ACTIVITY - Count every line below that contains "Account", then state the total with no other output.

INFORMATION SUPPLIED -

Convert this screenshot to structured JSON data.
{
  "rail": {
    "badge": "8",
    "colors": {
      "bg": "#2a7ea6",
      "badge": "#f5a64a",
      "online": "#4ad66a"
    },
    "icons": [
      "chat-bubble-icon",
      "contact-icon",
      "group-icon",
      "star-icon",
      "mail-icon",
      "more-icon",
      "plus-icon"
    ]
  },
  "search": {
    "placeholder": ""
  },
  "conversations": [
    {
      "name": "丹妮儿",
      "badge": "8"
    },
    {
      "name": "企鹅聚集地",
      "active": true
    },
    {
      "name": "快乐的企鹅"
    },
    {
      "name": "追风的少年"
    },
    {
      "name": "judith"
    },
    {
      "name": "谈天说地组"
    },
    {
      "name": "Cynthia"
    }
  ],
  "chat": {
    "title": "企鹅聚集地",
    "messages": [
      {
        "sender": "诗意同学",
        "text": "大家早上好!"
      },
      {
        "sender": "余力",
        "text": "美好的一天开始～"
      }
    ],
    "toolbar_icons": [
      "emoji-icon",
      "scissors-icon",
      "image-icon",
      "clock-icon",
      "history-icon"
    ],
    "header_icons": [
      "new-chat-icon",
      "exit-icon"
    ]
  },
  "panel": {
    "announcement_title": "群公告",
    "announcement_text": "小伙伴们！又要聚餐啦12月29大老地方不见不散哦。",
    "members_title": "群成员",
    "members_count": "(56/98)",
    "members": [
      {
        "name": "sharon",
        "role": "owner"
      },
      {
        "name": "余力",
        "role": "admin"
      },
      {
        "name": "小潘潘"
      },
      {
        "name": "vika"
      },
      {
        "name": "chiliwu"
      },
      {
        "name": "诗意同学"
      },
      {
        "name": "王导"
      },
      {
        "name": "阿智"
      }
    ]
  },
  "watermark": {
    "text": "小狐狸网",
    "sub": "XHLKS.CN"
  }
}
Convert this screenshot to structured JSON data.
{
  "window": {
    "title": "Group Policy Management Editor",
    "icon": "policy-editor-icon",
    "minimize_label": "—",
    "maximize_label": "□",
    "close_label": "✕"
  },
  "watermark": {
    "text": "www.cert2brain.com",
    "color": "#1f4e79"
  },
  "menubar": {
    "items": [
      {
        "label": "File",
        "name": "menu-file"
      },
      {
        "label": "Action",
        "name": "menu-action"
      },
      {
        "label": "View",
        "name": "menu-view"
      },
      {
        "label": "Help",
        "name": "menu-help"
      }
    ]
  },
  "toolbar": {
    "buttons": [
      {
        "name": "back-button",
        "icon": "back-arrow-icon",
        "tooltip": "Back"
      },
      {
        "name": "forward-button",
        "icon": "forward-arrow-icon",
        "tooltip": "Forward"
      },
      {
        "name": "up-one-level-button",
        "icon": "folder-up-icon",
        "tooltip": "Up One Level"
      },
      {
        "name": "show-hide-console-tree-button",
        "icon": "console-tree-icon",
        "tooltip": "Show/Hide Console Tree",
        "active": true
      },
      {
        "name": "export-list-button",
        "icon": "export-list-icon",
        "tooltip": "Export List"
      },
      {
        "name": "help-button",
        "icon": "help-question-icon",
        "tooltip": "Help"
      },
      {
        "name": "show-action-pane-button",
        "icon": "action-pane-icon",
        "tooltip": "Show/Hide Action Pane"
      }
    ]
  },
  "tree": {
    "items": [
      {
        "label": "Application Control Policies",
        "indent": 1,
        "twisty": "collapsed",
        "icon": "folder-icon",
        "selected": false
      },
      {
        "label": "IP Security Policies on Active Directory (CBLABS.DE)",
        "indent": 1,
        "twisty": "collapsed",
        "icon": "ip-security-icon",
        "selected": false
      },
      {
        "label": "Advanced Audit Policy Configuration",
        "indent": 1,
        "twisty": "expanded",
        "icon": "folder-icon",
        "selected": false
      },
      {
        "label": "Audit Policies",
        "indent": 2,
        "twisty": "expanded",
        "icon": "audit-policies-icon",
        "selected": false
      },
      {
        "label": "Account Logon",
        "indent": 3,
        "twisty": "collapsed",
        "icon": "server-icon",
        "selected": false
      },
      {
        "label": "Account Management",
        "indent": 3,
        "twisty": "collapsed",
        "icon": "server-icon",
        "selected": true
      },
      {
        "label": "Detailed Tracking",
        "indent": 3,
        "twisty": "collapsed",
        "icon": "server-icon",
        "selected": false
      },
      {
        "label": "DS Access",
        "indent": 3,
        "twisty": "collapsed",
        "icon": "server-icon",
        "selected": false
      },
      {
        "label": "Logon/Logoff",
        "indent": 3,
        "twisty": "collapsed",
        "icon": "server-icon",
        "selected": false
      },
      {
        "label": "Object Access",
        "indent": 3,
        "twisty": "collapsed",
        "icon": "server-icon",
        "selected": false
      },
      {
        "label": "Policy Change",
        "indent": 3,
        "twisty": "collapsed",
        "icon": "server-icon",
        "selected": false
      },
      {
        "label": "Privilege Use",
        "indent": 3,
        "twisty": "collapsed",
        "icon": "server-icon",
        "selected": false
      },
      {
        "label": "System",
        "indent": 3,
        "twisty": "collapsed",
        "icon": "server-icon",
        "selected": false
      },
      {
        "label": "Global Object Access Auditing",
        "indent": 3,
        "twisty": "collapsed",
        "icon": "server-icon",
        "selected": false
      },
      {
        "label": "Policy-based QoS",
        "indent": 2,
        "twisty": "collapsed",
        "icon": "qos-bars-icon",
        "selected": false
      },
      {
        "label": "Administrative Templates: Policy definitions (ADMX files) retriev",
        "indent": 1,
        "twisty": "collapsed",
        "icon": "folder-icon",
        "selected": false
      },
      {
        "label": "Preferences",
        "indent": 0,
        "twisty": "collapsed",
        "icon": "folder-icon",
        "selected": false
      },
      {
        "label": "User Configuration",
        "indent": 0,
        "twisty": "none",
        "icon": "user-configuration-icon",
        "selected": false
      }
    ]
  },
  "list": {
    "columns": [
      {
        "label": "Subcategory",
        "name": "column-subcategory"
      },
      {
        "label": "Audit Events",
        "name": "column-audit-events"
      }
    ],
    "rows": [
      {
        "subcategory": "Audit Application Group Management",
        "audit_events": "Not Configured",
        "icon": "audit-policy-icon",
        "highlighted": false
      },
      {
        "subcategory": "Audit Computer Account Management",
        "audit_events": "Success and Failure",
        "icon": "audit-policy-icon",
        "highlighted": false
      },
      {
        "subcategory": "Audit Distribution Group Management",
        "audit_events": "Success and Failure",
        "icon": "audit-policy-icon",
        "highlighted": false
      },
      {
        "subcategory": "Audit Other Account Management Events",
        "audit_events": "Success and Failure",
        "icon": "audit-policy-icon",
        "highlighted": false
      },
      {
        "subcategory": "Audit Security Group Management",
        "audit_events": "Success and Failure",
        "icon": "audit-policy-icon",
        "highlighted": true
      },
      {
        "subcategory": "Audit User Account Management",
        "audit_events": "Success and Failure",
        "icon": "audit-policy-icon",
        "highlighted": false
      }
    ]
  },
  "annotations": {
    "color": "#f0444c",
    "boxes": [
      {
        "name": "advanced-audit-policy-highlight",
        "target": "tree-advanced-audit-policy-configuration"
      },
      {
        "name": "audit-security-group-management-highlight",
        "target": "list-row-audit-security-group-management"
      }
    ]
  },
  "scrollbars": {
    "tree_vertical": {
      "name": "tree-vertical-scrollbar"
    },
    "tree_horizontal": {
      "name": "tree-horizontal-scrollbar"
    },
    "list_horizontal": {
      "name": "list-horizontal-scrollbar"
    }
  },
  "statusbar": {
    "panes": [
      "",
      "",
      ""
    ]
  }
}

RESPONSE AREA - 5